Asthma medicines are divided into two groups: those for prevention and long-term control of inflammation and those that provide quick relief for asthma attacks.
Long-term (controller) medicines are used daily for persistent asthma.
Quick-relief medicines are used as needed and provide rapid relief of symptoms during asthma attacks.
How to take asthma medicine
Most medicines for asthma are inhaled. Inhaled medicines are used because a specific dose can be given directly to the airways .
Delivery systems include metered-dose and dry powder inhalers and nebulizers.
Doctors recommend using a spacer with an MDI to better deliver the medicine to the lungs. For many people, a spacer makes an MDI easier to use.
Breathing Problems: Using a Metered-Dose Inhaler
Breathing Problems: Using a Dry Powder Inhaler
The most important asthma medicines are:
There are other long-term medicines for daily treatment. They include:
Other medicines may be given in some cases.
Anticholinergics (such as ipratropium) are usually used for severe asthma attacks.
Omalizumab may be used if asthma doesn't improve with standard treatment. Or your doctor may recommend this medicine if you have severe allergic asthma and your symptoms aren't relieved by avoiding allergens or taking other medicines.
A quick-relief medicine, racepinephrine (Asthmanefrin), is available without a prescription. This medicine isn't used with an inhaler. It comes with an atomizer that delivers the medicine as a mist.

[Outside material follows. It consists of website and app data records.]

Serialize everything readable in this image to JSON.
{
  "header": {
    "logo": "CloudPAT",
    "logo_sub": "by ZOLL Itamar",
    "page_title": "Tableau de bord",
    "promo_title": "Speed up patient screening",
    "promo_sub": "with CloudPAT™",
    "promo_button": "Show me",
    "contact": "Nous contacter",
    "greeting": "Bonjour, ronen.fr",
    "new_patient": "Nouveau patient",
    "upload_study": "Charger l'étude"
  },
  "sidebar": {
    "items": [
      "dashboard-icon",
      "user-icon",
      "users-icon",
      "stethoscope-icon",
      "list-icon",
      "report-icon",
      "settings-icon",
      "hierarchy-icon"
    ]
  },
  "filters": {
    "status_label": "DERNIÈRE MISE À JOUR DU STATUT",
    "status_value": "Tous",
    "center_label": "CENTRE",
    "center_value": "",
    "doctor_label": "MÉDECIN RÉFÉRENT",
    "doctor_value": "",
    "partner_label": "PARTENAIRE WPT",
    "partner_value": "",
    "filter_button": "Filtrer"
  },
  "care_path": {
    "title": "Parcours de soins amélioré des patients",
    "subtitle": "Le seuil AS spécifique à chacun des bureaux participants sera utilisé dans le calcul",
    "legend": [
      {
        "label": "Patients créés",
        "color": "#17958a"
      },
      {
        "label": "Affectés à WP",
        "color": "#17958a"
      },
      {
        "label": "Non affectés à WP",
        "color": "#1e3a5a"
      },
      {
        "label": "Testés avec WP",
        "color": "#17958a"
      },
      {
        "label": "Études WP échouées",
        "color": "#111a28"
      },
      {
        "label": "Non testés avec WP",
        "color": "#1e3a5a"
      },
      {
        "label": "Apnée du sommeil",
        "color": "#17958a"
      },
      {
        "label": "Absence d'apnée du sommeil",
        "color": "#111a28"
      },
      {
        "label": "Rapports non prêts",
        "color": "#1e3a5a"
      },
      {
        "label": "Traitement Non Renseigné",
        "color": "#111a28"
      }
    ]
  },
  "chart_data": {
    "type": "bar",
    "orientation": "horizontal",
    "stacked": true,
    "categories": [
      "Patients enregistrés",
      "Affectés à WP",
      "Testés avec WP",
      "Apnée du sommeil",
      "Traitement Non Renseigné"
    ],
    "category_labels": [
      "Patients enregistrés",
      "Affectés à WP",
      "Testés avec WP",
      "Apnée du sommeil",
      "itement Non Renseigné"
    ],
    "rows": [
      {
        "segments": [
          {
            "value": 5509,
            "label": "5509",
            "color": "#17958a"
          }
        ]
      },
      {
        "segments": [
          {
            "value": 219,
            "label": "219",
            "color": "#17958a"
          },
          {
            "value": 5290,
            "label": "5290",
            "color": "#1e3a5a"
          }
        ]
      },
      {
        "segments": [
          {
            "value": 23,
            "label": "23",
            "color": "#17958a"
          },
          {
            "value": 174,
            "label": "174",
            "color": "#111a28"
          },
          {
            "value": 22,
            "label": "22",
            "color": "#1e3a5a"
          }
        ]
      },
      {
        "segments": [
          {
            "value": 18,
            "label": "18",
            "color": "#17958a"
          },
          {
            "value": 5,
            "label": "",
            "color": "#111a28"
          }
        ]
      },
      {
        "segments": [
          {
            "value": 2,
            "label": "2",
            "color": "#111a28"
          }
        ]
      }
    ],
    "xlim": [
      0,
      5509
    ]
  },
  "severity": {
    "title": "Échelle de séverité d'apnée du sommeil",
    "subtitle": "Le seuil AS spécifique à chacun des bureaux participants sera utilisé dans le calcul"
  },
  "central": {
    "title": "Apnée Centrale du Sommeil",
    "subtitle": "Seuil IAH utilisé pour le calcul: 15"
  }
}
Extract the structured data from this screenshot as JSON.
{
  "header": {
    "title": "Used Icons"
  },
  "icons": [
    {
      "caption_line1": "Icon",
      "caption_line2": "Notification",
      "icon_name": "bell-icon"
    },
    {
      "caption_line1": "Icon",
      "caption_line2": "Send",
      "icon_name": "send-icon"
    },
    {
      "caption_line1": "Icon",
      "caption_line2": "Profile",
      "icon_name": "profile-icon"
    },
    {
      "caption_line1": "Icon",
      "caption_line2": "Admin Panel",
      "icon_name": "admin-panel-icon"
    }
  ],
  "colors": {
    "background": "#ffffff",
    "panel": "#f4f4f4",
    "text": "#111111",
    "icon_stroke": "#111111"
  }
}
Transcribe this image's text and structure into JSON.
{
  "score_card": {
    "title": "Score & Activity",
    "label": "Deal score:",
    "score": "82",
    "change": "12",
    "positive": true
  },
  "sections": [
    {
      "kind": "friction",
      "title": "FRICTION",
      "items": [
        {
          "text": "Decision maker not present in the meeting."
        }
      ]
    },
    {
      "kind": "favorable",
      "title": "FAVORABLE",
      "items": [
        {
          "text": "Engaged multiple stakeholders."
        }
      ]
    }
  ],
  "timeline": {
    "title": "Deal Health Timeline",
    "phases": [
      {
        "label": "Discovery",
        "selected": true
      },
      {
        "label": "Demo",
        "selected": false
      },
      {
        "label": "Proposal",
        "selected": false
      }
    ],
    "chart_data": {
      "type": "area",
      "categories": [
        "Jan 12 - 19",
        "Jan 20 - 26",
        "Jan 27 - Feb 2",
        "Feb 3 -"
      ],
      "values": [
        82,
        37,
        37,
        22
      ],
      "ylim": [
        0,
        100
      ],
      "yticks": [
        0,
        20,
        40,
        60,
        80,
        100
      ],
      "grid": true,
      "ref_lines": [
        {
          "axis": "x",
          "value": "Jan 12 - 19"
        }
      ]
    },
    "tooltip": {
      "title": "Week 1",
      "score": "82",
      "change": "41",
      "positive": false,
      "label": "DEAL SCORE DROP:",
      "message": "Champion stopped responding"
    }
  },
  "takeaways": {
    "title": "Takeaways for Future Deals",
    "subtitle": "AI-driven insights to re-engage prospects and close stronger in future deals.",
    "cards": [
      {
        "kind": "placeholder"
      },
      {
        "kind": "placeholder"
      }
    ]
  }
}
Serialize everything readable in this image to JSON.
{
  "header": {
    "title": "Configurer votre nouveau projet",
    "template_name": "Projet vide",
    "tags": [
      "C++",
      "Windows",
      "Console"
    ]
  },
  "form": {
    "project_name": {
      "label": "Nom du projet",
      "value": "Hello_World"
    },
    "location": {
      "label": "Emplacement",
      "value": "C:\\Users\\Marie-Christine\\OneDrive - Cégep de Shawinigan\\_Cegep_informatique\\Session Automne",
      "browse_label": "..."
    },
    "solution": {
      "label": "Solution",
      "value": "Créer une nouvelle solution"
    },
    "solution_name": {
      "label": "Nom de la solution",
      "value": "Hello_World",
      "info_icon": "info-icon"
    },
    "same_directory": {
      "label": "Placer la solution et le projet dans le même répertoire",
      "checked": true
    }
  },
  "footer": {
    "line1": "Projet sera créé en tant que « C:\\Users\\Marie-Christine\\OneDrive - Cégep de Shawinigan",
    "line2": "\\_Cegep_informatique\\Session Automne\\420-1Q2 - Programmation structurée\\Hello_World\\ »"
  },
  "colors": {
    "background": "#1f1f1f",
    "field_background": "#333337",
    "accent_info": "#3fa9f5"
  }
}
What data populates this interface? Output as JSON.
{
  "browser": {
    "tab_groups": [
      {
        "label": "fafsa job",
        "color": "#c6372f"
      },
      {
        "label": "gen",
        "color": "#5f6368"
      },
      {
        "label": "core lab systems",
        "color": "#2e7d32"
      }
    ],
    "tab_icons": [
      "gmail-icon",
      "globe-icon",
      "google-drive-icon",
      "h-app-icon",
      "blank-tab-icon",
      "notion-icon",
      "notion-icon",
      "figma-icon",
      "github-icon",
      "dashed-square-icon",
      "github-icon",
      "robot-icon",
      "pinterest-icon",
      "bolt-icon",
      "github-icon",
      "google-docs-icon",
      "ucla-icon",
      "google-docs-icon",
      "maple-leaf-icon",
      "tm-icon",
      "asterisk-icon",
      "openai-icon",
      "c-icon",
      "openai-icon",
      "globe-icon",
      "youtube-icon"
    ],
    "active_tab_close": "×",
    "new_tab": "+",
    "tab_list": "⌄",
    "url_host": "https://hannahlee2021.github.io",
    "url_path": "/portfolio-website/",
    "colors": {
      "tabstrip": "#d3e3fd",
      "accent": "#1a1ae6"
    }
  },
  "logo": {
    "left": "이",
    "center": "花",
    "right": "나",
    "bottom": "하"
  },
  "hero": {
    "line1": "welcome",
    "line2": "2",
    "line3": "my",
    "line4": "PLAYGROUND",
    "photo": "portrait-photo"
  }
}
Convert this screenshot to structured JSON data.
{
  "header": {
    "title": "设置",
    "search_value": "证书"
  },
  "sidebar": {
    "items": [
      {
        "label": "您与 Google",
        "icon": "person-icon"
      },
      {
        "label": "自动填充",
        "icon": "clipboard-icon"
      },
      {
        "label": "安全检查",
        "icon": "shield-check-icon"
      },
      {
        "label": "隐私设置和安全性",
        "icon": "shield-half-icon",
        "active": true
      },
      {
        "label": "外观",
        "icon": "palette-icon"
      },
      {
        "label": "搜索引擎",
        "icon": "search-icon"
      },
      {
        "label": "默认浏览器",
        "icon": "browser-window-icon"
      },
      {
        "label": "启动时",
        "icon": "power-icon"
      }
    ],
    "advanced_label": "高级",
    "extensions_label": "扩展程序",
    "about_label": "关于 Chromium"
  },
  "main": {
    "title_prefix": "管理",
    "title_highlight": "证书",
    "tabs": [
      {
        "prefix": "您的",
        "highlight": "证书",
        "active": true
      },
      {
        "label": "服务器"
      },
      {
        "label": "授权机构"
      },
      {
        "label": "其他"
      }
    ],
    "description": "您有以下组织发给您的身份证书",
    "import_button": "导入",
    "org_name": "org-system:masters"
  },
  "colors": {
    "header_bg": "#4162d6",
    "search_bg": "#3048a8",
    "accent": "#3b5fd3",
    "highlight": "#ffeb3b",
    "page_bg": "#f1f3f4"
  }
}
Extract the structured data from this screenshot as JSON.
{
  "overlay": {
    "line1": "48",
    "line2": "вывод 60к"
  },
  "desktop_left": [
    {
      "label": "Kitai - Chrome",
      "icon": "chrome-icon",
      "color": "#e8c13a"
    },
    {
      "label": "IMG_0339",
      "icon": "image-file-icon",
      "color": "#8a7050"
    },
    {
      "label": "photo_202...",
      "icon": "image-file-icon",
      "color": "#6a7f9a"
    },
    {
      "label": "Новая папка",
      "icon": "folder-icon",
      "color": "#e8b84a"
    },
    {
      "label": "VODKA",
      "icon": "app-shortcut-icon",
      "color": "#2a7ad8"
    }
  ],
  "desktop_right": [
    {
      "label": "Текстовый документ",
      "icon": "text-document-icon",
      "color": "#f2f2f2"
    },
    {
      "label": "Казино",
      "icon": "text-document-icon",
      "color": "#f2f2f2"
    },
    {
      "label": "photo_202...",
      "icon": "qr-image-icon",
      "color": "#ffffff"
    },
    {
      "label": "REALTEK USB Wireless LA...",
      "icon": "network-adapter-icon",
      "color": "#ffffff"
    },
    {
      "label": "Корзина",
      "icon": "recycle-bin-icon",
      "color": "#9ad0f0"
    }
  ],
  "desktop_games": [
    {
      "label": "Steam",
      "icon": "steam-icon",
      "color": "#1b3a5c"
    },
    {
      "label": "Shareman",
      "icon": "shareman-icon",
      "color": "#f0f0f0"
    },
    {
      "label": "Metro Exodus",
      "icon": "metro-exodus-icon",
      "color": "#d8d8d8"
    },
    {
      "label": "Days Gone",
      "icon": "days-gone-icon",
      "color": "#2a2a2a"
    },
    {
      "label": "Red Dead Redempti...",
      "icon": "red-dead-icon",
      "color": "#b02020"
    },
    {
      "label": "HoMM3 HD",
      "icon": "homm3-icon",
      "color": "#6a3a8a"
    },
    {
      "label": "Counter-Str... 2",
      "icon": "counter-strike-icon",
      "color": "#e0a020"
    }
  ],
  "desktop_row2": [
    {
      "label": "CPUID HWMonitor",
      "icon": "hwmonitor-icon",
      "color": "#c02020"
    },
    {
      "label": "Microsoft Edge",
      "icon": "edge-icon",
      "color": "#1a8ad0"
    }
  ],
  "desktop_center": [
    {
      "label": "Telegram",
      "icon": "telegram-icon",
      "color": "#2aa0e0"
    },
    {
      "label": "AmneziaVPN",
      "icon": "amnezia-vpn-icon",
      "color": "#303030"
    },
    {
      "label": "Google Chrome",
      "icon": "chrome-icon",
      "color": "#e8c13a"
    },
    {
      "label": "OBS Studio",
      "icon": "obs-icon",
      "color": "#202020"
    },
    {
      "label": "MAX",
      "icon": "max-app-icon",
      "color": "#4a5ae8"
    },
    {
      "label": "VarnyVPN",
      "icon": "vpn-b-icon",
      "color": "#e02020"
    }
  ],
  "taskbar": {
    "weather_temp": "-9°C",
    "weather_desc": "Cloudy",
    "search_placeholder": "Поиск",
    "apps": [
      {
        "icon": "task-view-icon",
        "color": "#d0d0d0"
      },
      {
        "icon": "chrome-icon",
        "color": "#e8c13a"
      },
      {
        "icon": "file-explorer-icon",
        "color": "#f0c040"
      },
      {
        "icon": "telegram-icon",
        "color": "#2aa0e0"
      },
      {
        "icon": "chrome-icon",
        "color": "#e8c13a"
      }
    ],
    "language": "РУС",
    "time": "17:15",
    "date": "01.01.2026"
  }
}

Be safe with medicine. Read and follow all instructions on the label.